_PROBLEM STATEMENT_.
Tell how many lines in the data contain the string "JSON", using a single number as the whole reply.

(Stored entries)
※ ※ ※
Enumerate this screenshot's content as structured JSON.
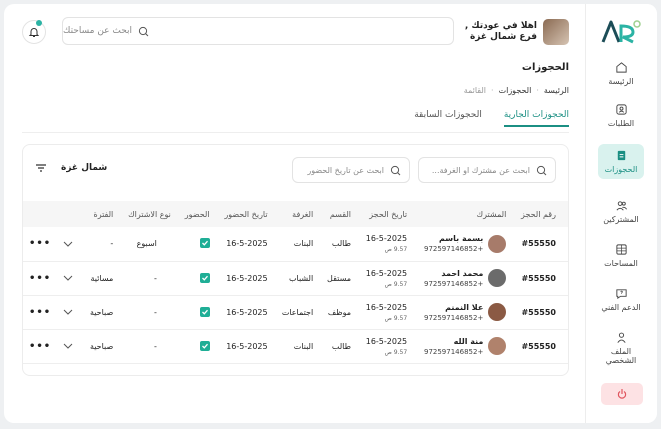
{
  "sidebar": {
    "items": [
      {
        "label": "الرئيسة",
        "icon": "home-icon"
      },
      {
        "label": "الطلبات",
        "icon": "requests-icon"
      },
      {
        "label": "الحجوزات",
        "icon": "bookings-icon"
      },
      {
        "label": "المشتركين",
        "icon": "members-icon"
      },
      {
        "label": "المساحات",
        "icon": "spaces-icon"
      },
      {
        "label": "الدعم الفني",
        "icon": "support-icon"
      },
      {
        "label": "الملف الشخصي",
        "icon": "profile-icon"
      }
    ],
    "active_index": 2
  },
  "header": {
    "search_placeholder": "ابحث عن مساحتك",
    "user_greeting": "اهلا في عودتك ,",
    "user_branch": "فرع شمال غزة"
  },
  "page": {
    "title": "الحجوزات",
    "breadcrumb": [
      "الرئيسة",
      "الحجوزات",
      "القائمة"
    ]
  },
  "tabs": [
    {
      "label": "الحجوزات الجارية",
      "active": true
    },
    {
      "label": "الحجوزات السابقة",
      "active": false
    }
  ],
  "filters": {
    "search_member_placeholder": "ابحث عن مشترك او الغرفة...",
    "search_date_placeholder": "ابحث عن تاريخ الحضور",
    "branch_label": "شمال غزة"
  },
  "table": {
    "columns": [
      "رقم الحجز",
      "المشترك",
      "تاريخ الحجز",
      "القسم",
      "الغرفة",
      "تاريخ الحضور",
      "الحضور",
      "نوع الاشتراك",
      "الفترة"
    ],
    "rows": [
      {
        "id": "#55550",
        "name": "بسمة باسم",
        "phone": "+972597146852",
        "date": "16-5-2025",
        "time": "9.57 ص",
        "section": "طالب",
        "room": "البنات",
        "attend_date": "16-5-2025",
        "attended": true,
        "sub_type": "اسبوع",
        "period": "-"
      },
      {
        "id": "#55550",
        "name": "محمد احمد",
        "phone": "+972597146852",
        "date": "16-5-2025",
        "time": "9.57 ص",
        "section": "مستقل",
        "room": "الشباب",
        "attend_date": "16-5-2025",
        "attended": true,
        "sub_type": "-",
        "period": "مسائية"
      },
      {
        "id": "#55550",
        "name": "علا النمنم",
        "phone": "+972597146852",
        "date": "16-5-2025",
        "time": "9.57 ص",
        "section": "موظف",
        "room": "اجتماعات",
        "attend_date": "16-5-2025",
        "attended": true,
        "sub_type": "-",
        "period": "صباحية"
      },
      {
        "id": "#55550",
        "name": "منة الله",
        "phone": "+972597146852",
        "date": "16-5-2025",
        "time": "9.57 ص",
        "section": "طالب",
        "room": "البنات",
        "attend_date": "16-5-2025",
        "attended": true,
        "sub_type": "-",
        "period": "صباحية"
      }
    ]
  },
  "colors": {
    "accent": "#1b8f83",
    "check": "#1fae96",
    "logout_bg": "#fde2e4"
  }
}
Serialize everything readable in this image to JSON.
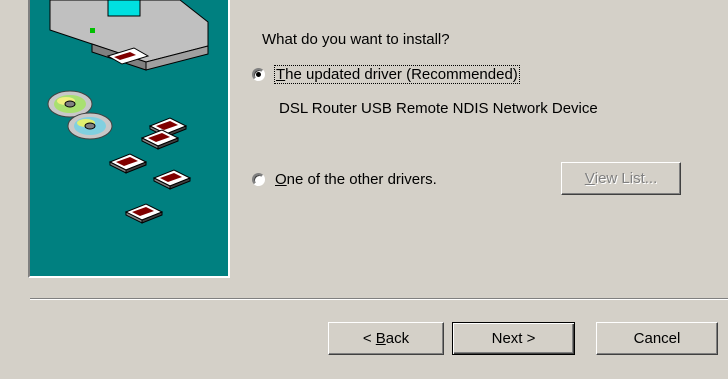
{
  "question": "What do you want to install?",
  "options": [
    {
      "label_prefix": "",
      "mnemonic": "T",
      "label_rest": "he updated driver (Recommended)",
      "selected": true
    },
    {
      "label_prefix": "",
      "mnemonic": "O",
      "label_rest": "ne of the other drivers.",
      "selected": false
    }
  ],
  "device_name": "DSL Router USB Remote NDIS Network Device",
  "buttons": {
    "view_list_mnemonic": "V",
    "view_list_rest": "iew List...",
    "back_prefix": "< ",
    "back_mnemonic": "B",
    "back_rest": "ack",
    "next_label": "Next >",
    "cancel_label": "Cancel"
  },
  "illustration": {
    "background": "#008080",
    "icons": [
      "computer-icon",
      "cd-disc-icon",
      "floppy-disk-icon"
    ]
  }
}
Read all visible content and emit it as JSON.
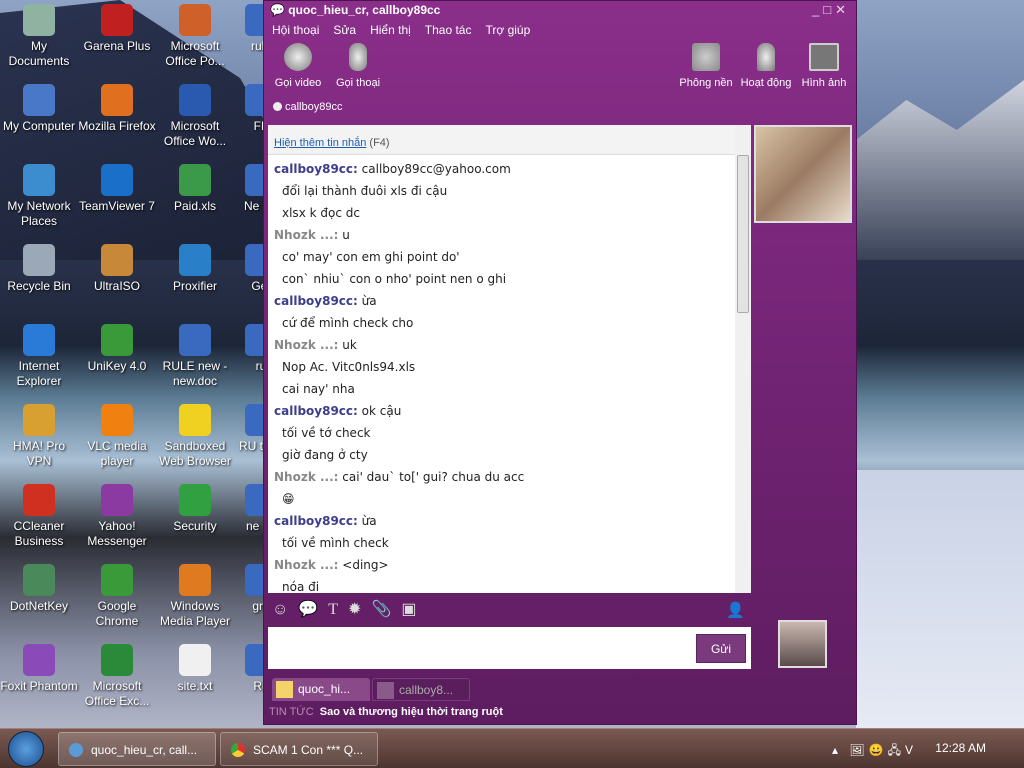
{
  "desktop": {
    "icons": [
      {
        "label": "My Documents",
        "col": 0,
        "color": "#8fb3a0"
      },
      {
        "label": "My Computer",
        "col": 0,
        "color": "#4a78c8"
      },
      {
        "label": "My Network Places",
        "col": 0,
        "color": "#3c8cd0"
      },
      {
        "label": "Recycle Bin",
        "col": 0,
        "color": "#9aa8b8"
      },
      {
        "label": "Internet Explorer",
        "col": 0,
        "color": "#2a7ad8"
      },
      {
        "label": "HMA! Pro VPN",
        "col": 0,
        "color": "#d8a030"
      },
      {
        "label": "CCleaner Business",
        "col": 0,
        "color": "#d03020"
      },
      {
        "label": "DotNetKey",
        "col": 0,
        "color": "#4a8a5a"
      },
      {
        "label": "Foxit Phantom",
        "col": 0,
        "color": "#8a4ab8"
      },
      {
        "label": "Garena Plus",
        "col": 1,
        "color": "#c02020"
      },
      {
        "label": "Mozilla Firefox",
        "col": 1,
        "color": "#e07020"
      },
      {
        "label": "TeamViewer 7",
        "col": 1,
        "color": "#1a70c8"
      },
      {
        "label": "UltraISO",
        "col": 1,
        "color": "#c8883a"
      },
      {
        "label": "UniKey 4.0",
        "col": 1,
        "color": "#3a9a3a"
      },
      {
        "label": "VLC media player",
        "col": 1,
        "color": "#f08010"
      },
      {
        "label": "Yahoo! Messenger",
        "col": 1,
        "color": "#8a3aa0"
      },
      {
        "label": "Google Chrome",
        "col": 1,
        "color": "#3a9a3a"
      },
      {
        "label": "Microsoft Office Exc...",
        "col": 1,
        "color": "#2a8a3a"
      },
      {
        "label": "Microsoft Office Po...",
        "col": 2,
        "color": "#d0602a"
      },
      {
        "label": "Microsoft Office Wo...",
        "col": 2,
        "color": "#2a5ab0"
      },
      {
        "label": "Paid.xls",
        "col": 2,
        "color": "#3a9a4a"
      },
      {
        "label": "Proxifier",
        "col": 2,
        "color": "#2a80c8"
      },
      {
        "label": "RULE new - new.doc",
        "col": 2,
        "color": "#3a6ac0"
      },
      {
        "label": "Sandboxed Web Browser",
        "col": 2,
        "color": "#f0d020"
      },
      {
        "label": "Security",
        "col": 2,
        "color": "#30a040"
      },
      {
        "label": "Windows Media Player",
        "col": 2,
        "color": "#e07a20"
      },
      {
        "label": "site.txt",
        "col": 2,
        "color": "#f0f0f0"
      },
      {
        "label": "rule",
        "col": 3,
        "color": "#3a6ac0"
      },
      {
        "label": "FF",
        "col": 3,
        "color": "#3a6ac0"
      },
      {
        "label": "Ne Do",
        "col": 3,
        "color": "#3a6ac0"
      },
      {
        "label": "Get",
        "col": 3,
        "color": "#3a6ac0"
      },
      {
        "label": "ru",
        "col": 3,
        "color": "#3a6ac0"
      },
      {
        "label": "RU tiger",
        "col": 3,
        "color": "#3a6ac0"
      },
      {
        "label": "ne au",
        "col": 3,
        "color": "#3a6ac0"
      },
      {
        "label": "gro",
        "col": 3,
        "color": "#3a6ac0"
      },
      {
        "label": "Ru",
        "col": 3,
        "color": "#3a6ac0"
      }
    ]
  },
  "chat": {
    "title": "quoc_hieu_cr, callboy89cc",
    "menu": [
      "Hội thoại",
      "Sửa",
      "Hiển thị",
      "Thao tác",
      "Trợ giúp"
    ],
    "toolbar": {
      "video": "Gọi video",
      "voice": "Gọi thoại",
      "background": "Phông nền",
      "activity": "Hoạt động",
      "photos": "Hình ảnh"
    },
    "contact": "callboy89cc",
    "show_more": "Hiện thêm tin nhắn",
    "show_more_key": "(F4)",
    "messages": [
      {
        "sender": "callboy89cc:",
        "self": false,
        "lines": [
          "callboy89cc@yahoo.com",
          "đổi lại thành đuôi xls đi cậu",
          "xlsx k đọc dc"
        ]
      },
      {
        "sender": "Nhozk ...:",
        "self": true,
        "lines": [
          "u",
          "co' may' con em ghi point do'",
          "con` nhiu` con o nho' point nen o ghi"
        ]
      },
      {
        "sender": "callboy89cc:",
        "self": false,
        "lines": [
          "ừa",
          "cứ để mình check cho"
        ]
      },
      {
        "sender": "Nhozk ...:",
        "self": true,
        "lines": [
          "uk",
          "Nop Ac. Vitc0nls94.xls",
          "cai nay' nha"
        ]
      },
      {
        "sender": "callboy89cc:",
        "self": false,
        "lines": [
          "ok cậu",
          "tối về tớ check",
          "giờ đang ở cty"
        ]
      },
      {
        "sender": "Nhozk ...:",
        "self": true,
        "lines": [
          "cai' dau` to[' gui? chua du acc",
          "😁"
        ]
      },
      {
        "sender": "callboy89cc:",
        "self": false,
        "lines": [
          "ừa",
          "tối về mình check"
        ]
      },
      {
        "sender": "Nhozk ...:",
        "self": true,
        "lines": [
          "<ding>",
          "nóa đi"
        ]
      }
    ],
    "send_label": "Gửi",
    "tabs": [
      "quoc_hi...",
      "callboy8..."
    ],
    "news_label": "TIN TỨC",
    "news_text": "Sao và thương hiệu thời trang ruột"
  },
  "taskbar": {
    "tasks": [
      "quoc_hieu_cr, call...",
      "SCAM 1 Con *** Q..."
    ],
    "clock": "12:28 AM"
  }
}
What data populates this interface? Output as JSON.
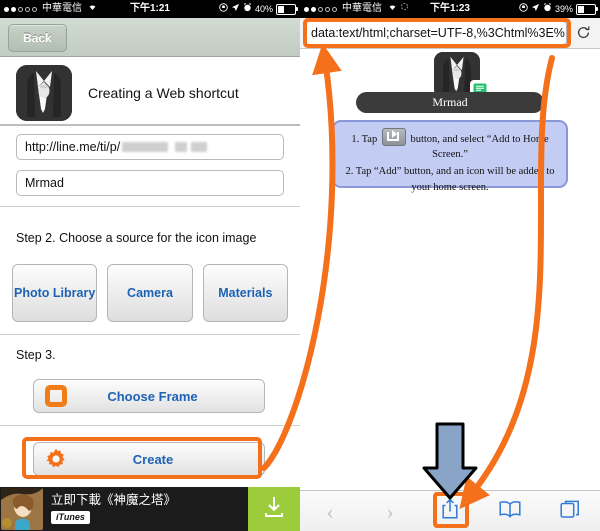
{
  "meta": {
    "accent_orange": "#f4701b",
    "link_blue": "#1d62b5",
    "instr_bg": "#c3cdf4"
  },
  "left": {
    "status": {
      "carrier": "中華電信",
      "wifi": "▾",
      "time": "下午1:21",
      "battery_pct": "40%"
    },
    "nav": {
      "back_label": "Back"
    },
    "app": {
      "title": "Creating a Web shortcut",
      "icon": "suit-tie-icon"
    },
    "fields": {
      "url_value": "http://line.me/ti/p/",
      "url_redacted": true,
      "name_value": "Mrmad"
    },
    "step2": {
      "label": "Step 2. Choose a source for the icon image",
      "buttons": [
        "Photo Library",
        "Camera",
        "Materials"
      ]
    },
    "step3": {
      "label": "Step 3.",
      "choose_frame": "Choose Frame",
      "create": "Create"
    },
    "ad": {
      "text": "立即下載《神魔之塔》",
      "badge": "iTunes",
      "download_icon": "download-icon"
    }
  },
  "right": {
    "status": {
      "carrier": "中華電信",
      "wifi": "▾",
      "time": "下午1:23",
      "battery_pct": "39%"
    },
    "url": {
      "value": "data:text/html;charset=UTF-8,%3Chtml%3E%",
      "reload_icon": "reload-icon"
    },
    "preview": {
      "icon": "suit-tie-icon",
      "badge_icon": "chat-bubble-icon",
      "name": "Mrmad"
    },
    "instructions": {
      "line1_a": "1. Tap",
      "line1_b": "button, and select “Add to Home Screen.”",
      "line2": "2. Tap “Add” button, and an icon will be added to your home screen."
    },
    "toolbar": {
      "back": "‹",
      "forward": "›",
      "share": "share-icon",
      "bookmarks": "book-icon",
      "tabs": "tabs-icon"
    }
  }
}
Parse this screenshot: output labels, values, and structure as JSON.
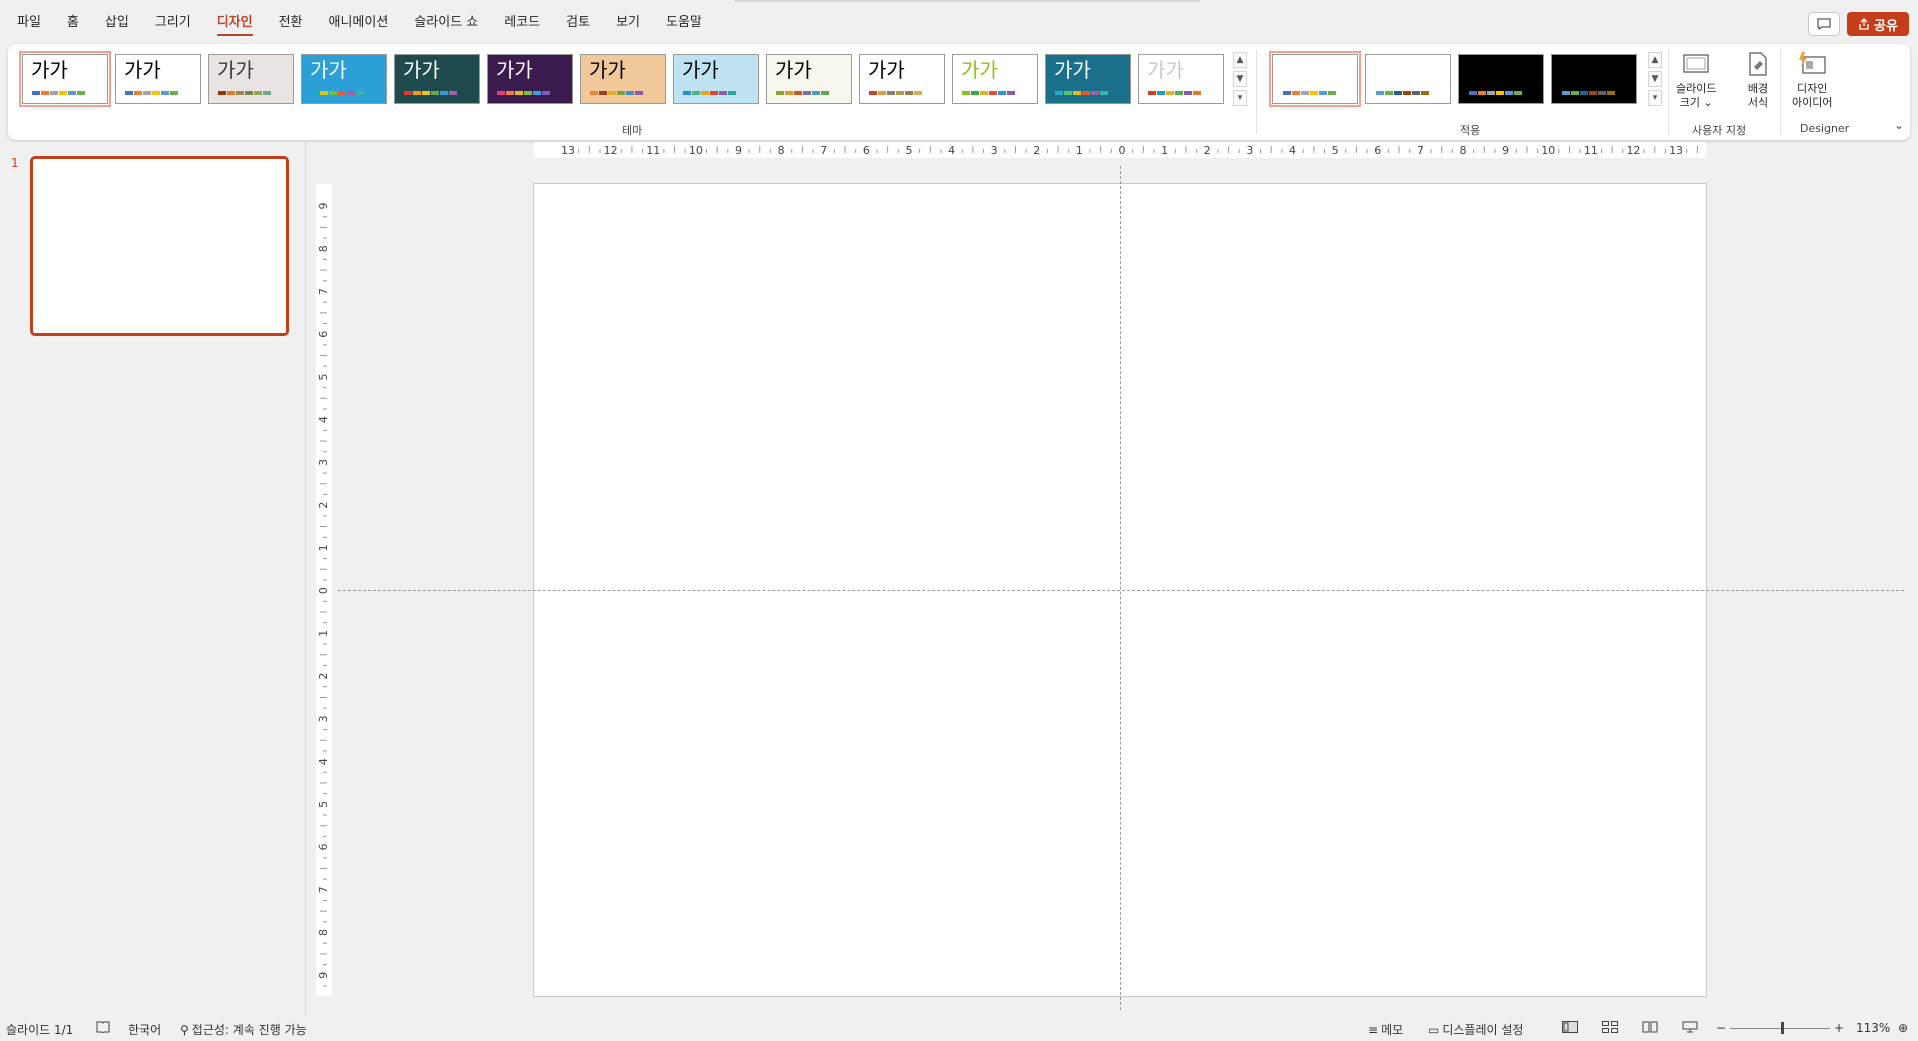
{
  "menu": {
    "tabs": [
      "파일",
      "홈",
      "삽입",
      "그리기",
      "디자인",
      "전환",
      "애니메이션",
      "슬라이드 쇼",
      "레코드",
      "검토",
      "보기",
      "도움말"
    ],
    "active_tab": "디자인",
    "share_label": "공유"
  },
  "ribbon": {
    "themes_group_label": "테마",
    "variants_group_label": "적용",
    "customize_group_label": "사용자 지정",
    "designer_group_label": "Designer",
    "theme_label": "가가",
    "themes": [
      {
        "bg": "#ffffff",
        "text": "#000000",
        "dots": [
          "#4472c4",
          "#ed7d31",
          "#a5a5a5",
          "#ffc000",
          "#5b9bd5",
          "#70ad47"
        ]
      },
      {
        "bg": "#ffffff",
        "text": "#000000",
        "dots": [
          "#4472c4",
          "#ed7d31",
          "#a5a5a5",
          "#ffc000",
          "#5b9bd5",
          "#70ad47"
        ]
      },
      {
        "bg": "#e9e4e2",
        "text": "#3b3b3b",
        "dots": [
          "#a53010",
          "#de7e18",
          "#9f8351",
          "#728653",
          "#92aa4c",
          "#6aac91"
        ]
      },
      {
        "bg": "#2aa0d6",
        "text": "#ffffff",
        "dots": [
          "#16a8d2",
          "#e4c20a",
          "#6ac248",
          "#df5c3d",
          "#a45ea8",
          "#36b6a9"
        ]
      },
      {
        "bg": "#1f4b4f",
        "text": "#ffffff",
        "dots": [
          "#e33a27",
          "#f29b1d",
          "#e0c71a",
          "#6aa84f",
          "#2f9fd8",
          "#a45ea8"
        ]
      },
      {
        "bg": "#3b1a4d",
        "text": "#ffffff",
        "dots": [
          "#e03f7e",
          "#ef7f2b",
          "#e7b81e",
          "#7cbf3e",
          "#35a6d9",
          "#8b55c7"
        ]
      },
      {
        "bg": "#f0c89a",
        "text": "#000000",
        "dots": [
          "#e3883a",
          "#a23b25",
          "#d9b21f",
          "#7d9f3c",
          "#4b8dc9",
          "#8a5aab"
        ]
      },
      {
        "bg": "#bfe3f2",
        "text": "#000000",
        "dots": [
          "#2a8dd4",
          "#52b58c",
          "#e2a51f",
          "#d8492c",
          "#8a5aab",
          "#29a3a3"
        ]
      },
      {
        "bg": "#f6f6ea",
        "text": "#000000",
        "dots": [
          "#93a138",
          "#d89b2b",
          "#c65b2a",
          "#7f6e9f",
          "#4f9bc0",
          "#6ba34a"
        ]
      },
      {
        "bg": "#ffffff",
        "text": "#000000",
        "dots": [
          "#c6452a",
          "#e39a3a",
          "#8a7d6a",
          "#b39b52",
          "#9c7a56",
          "#d4b15a"
        ]
      },
      {
        "bg": "#ffffff",
        "text": "#8fbf21",
        "dots": [
          "#8fbf21",
          "#2fa855",
          "#e1b41f",
          "#e2552b",
          "#2a94d6",
          "#8a5aab"
        ]
      },
      {
        "bg": "#1a6f8a",
        "text": "#ffffff",
        "dots": [
          "#28a9c9",
          "#56c26a",
          "#e0c21d",
          "#df5d2e",
          "#a45ea8",
          "#37b7a8"
        ]
      },
      {
        "bg": "#ffffff",
        "text": "#c9c9c9",
        "dots": [
          "#d83b2b",
          "#2a94d6",
          "#e1b41f",
          "#54b04a",
          "#8a5aab",
          "#e37b2b"
        ]
      }
    ],
    "variants": [
      {
        "bg": "#ffffff",
        "dots": [
          "#4472c4",
          "#ed7d31",
          "#a5a5a5",
          "#ffc000",
          "#5b9bd5",
          "#70ad47"
        ]
      },
      {
        "bg": "#ffffff",
        "dots": [
          "#5b9bd5",
          "#70ad47",
          "#255e91",
          "#9e480e",
          "#636363",
          "#997300"
        ]
      },
      {
        "bg": "#000000",
        "dots": [
          "#4472c4",
          "#ed7d31",
          "#a5a5a5",
          "#ffc000",
          "#5b9bd5",
          "#70ad47"
        ]
      },
      {
        "bg": "#000000",
        "dots": [
          "#5b9bd5",
          "#70ad47",
          "#255e91",
          "#9e480e",
          "#636363",
          "#997300"
        ]
      }
    ],
    "slide_size_line1": "슬라이드",
    "slide_size_line2": "크기",
    "format_bg_line1": "배경",
    "format_bg_line2": "서식",
    "design_ideas_line1": "디자인",
    "design_ideas_line2": "아이디어"
  },
  "thumbnails": {
    "number": "1"
  },
  "rulers": {
    "h_labels": [
      "13",
      "12",
      "11",
      "10",
      "9",
      "8",
      "7",
      "6",
      "5",
      "4",
      "3",
      "2",
      "1",
      "0",
      "1",
      "2",
      "3",
      "4",
      "5",
      "6",
      "7",
      "8",
      "9",
      "10",
      "11",
      "12",
      "13"
    ],
    "v_labels": [
      "9",
      "8",
      "7",
      "6",
      "5",
      "4",
      "3",
      "2",
      "1",
      "0",
      "1",
      "2",
      "3",
      "4",
      "5",
      "6",
      "7",
      "8",
      "9"
    ]
  },
  "status": {
    "slide_count": "슬라이드 1/1",
    "language": "한국어",
    "accessibility": "접근성: 계속 진행 가능",
    "notes": "메모",
    "display_settings": "디스플레이 설정",
    "zoom": "113%"
  },
  "colors": {
    "accent": "#c43e1c",
    "ribbon_bg": "#ffffff",
    "app_bg": "#f0f0f0"
  }
}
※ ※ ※
_EXERCISE RESPONSE_.
5